THE INPUT below:
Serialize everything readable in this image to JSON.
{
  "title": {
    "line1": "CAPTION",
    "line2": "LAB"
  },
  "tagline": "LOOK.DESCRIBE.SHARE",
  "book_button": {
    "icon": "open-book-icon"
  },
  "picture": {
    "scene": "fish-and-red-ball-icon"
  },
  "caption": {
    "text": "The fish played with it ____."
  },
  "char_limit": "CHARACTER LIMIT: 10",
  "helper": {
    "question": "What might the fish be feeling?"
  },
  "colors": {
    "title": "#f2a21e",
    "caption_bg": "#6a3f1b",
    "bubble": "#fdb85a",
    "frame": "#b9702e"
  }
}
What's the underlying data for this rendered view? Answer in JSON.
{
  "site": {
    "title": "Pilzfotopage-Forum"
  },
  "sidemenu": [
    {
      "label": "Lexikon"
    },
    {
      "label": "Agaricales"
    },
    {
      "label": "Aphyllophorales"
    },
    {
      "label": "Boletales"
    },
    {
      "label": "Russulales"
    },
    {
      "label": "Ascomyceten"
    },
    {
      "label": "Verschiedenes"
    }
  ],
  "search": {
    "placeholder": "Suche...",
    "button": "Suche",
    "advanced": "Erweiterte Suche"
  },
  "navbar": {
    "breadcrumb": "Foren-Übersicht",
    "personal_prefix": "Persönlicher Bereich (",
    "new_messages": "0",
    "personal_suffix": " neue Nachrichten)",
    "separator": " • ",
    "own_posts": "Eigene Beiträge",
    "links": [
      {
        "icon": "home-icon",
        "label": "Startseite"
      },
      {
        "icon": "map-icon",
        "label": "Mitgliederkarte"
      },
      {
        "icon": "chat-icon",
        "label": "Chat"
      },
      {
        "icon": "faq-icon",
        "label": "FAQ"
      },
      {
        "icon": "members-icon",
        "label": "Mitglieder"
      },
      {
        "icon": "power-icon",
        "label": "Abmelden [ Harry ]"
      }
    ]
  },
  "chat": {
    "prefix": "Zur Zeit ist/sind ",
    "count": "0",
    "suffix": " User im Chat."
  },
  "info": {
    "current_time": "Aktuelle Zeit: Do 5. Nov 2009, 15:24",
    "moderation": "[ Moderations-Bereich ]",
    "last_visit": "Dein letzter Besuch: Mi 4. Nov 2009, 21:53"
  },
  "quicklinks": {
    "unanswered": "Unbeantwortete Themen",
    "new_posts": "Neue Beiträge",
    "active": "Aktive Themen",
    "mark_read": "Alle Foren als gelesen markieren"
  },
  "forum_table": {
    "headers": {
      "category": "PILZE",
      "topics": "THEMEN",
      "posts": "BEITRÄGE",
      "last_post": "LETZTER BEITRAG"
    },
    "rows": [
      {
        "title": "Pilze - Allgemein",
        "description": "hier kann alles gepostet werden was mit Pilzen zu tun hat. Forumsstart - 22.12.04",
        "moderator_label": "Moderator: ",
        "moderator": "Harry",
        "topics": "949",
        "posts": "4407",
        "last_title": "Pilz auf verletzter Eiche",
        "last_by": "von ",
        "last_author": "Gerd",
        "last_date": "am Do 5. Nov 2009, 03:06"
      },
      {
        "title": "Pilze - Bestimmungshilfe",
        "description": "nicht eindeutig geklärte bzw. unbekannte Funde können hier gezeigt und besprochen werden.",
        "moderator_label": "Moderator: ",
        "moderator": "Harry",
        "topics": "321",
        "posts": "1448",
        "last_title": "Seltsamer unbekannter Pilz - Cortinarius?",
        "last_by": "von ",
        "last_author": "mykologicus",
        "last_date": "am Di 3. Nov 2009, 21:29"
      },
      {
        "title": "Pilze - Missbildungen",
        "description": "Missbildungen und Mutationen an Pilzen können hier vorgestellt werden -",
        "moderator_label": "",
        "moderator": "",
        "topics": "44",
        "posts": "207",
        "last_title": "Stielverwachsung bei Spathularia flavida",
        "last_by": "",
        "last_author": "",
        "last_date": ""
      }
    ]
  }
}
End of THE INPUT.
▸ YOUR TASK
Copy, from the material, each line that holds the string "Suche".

▸ EXERCISE OUTPUT
    "placeholder": "Suche...",
    "button": "Suche",
    "advanced": "Erweiterte Suche"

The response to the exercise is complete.